Workers are forced to work without high-quality personal protective equipment. This also has left them vulnerable to COVID-19 from the beginning. In 2020, TPI, in cooperation with the Petrol-İş union, continued to herd workers into the factory, setting a record with net sales of around $1.7 billion and production of more than 10,600 wind blades.

Another TPI worker exposes the conditions imposed on them in the factory by the company and the union, stating: “Shift supervisors use mobbing. Every operation we do inside is against the occupational safety rule. But in the factory, work comes first and then safety. We use and breathe in all kinds of chemicals you can think of such as spray, glass fiber, etc.. When there is an inspection, chemical dusty environments are cleaned. It is as if we have always worked in such an environment. But the reality is that we work in that chemical filth.”

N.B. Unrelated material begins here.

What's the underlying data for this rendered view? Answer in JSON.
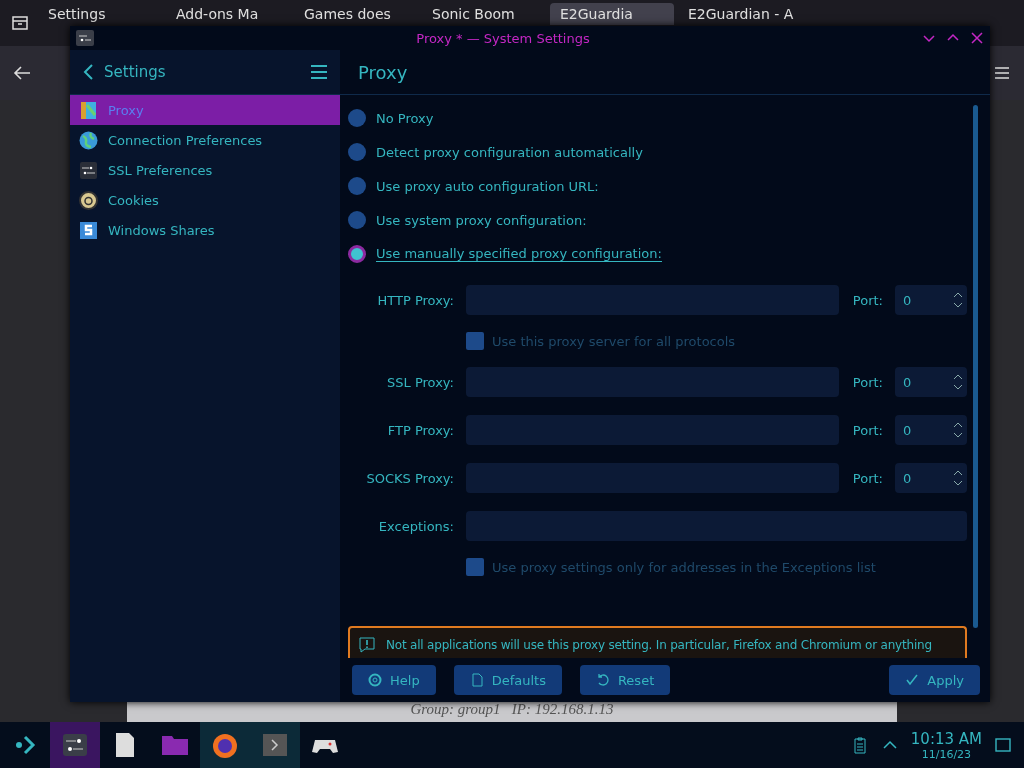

The TPI Composite workers’ wildcat strike was isolated and suppressed from the very beginning by the Petrol-İş Union, which was strongly opposed to such a militant struggle. Neither the other members of Petrol-İş nor the members of the largest confederation, Türk-İş, were mobilized for solidarity. On the contrary, the union tried to end the strike with a holiday break. It repeatedly sought to get the workers to accept the same offer from the company.

In the union’s vote on Monday to end the strike, 1,519 workers voted no and 978 voted yes in two plants. Thus, workers overwhelmingly (61 percent) rejected the union-backed proposal to end the strike.

TPI workers must organize independently against the union's collaboration with the company and the sellout agreement. Otherwise Petrol-Is will repeat last year’s betrayal. In 2021, the union signed a sellout agreement in a hurry, without implementing the strike decision, and kept it secret from the workers. Workers learned about the contract from their shift supervisors, while those who opposed the union were reported to management and fired. Lessons need to be drawn from this fight.

The way forward for TPI workers and other workers entering the struggle is to take matters into their own hands, form independent rank-and-file committees and join the International Workers Alliance of Rank-and-File Committees (IWA-RFC) to call on the support of their class brothers and sisters in Turkey and around the world. Mack Trucks worker Will Lehman’s campaign for the presidency of the United Auto Workers (UAW) in the US is a critical initiative to develop this rank-and-file rebellion against the pro-corporate union apparatus. This rebelion needs to be developed in all factories everywhere.